**What is being asked**:
Go through the listing below and list every line with "SlideBlock".

**Records supplied**:
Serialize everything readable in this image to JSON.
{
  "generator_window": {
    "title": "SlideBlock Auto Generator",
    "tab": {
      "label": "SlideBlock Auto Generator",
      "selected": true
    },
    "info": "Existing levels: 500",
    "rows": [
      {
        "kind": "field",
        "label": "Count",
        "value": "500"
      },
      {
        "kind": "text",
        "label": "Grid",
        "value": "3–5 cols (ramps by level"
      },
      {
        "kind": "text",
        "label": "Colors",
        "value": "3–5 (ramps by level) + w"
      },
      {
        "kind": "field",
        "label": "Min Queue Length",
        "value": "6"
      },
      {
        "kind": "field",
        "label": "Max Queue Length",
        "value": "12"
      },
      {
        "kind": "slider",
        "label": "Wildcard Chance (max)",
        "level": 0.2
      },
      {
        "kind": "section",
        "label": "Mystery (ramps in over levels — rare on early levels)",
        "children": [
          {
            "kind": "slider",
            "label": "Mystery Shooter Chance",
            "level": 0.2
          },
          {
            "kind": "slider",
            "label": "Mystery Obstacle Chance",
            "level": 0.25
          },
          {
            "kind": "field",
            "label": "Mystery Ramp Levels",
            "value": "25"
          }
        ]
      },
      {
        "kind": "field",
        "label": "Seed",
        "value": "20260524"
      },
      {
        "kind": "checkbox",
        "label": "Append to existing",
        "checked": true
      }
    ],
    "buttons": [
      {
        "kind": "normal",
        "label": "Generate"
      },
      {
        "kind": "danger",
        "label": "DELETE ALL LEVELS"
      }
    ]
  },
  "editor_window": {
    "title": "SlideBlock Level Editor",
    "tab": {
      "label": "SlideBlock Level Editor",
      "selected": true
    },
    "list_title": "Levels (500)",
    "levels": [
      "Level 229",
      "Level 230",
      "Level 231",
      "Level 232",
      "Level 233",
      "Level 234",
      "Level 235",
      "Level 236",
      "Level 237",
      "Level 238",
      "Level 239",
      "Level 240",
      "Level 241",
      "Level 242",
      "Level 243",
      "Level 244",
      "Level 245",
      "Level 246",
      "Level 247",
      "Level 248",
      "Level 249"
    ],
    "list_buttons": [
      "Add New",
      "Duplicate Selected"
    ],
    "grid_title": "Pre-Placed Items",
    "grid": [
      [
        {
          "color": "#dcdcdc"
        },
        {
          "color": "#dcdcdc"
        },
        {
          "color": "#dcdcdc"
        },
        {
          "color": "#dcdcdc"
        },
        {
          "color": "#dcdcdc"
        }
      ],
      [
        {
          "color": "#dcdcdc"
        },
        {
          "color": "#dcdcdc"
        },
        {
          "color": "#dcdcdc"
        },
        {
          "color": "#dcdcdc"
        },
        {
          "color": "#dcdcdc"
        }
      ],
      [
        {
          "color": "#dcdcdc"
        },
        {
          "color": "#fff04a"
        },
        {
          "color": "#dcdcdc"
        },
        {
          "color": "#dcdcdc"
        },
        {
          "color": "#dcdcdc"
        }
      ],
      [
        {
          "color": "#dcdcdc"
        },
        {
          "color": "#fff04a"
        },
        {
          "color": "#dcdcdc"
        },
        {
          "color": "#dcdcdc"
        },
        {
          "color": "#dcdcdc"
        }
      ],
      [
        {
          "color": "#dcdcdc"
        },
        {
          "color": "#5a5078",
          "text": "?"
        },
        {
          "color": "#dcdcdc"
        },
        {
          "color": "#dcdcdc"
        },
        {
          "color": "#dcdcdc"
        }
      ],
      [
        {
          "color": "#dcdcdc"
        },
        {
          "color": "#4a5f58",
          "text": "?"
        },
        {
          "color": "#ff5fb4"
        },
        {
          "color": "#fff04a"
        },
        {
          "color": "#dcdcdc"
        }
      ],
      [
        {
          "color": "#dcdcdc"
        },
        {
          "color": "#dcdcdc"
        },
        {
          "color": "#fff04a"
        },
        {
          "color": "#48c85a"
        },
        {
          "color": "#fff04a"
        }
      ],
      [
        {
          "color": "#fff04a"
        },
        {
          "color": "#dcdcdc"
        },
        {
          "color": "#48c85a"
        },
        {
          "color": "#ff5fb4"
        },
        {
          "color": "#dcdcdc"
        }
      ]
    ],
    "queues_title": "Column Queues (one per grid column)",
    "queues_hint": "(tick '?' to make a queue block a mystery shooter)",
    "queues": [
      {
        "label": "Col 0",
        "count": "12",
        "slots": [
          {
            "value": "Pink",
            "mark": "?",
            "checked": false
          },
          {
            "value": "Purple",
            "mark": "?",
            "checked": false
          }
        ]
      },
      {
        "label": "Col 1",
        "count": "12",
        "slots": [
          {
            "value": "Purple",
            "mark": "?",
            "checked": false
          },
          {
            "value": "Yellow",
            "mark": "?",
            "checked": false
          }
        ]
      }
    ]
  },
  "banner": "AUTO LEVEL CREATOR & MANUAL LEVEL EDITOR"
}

**Answer for this exercise**:
    "title": "SlideBlock Auto Generator",
      "label": "SlideBlock Auto Generator",
    "title": "SlideBlock Level Editor",
      "label": "SlideBlock Level Editor",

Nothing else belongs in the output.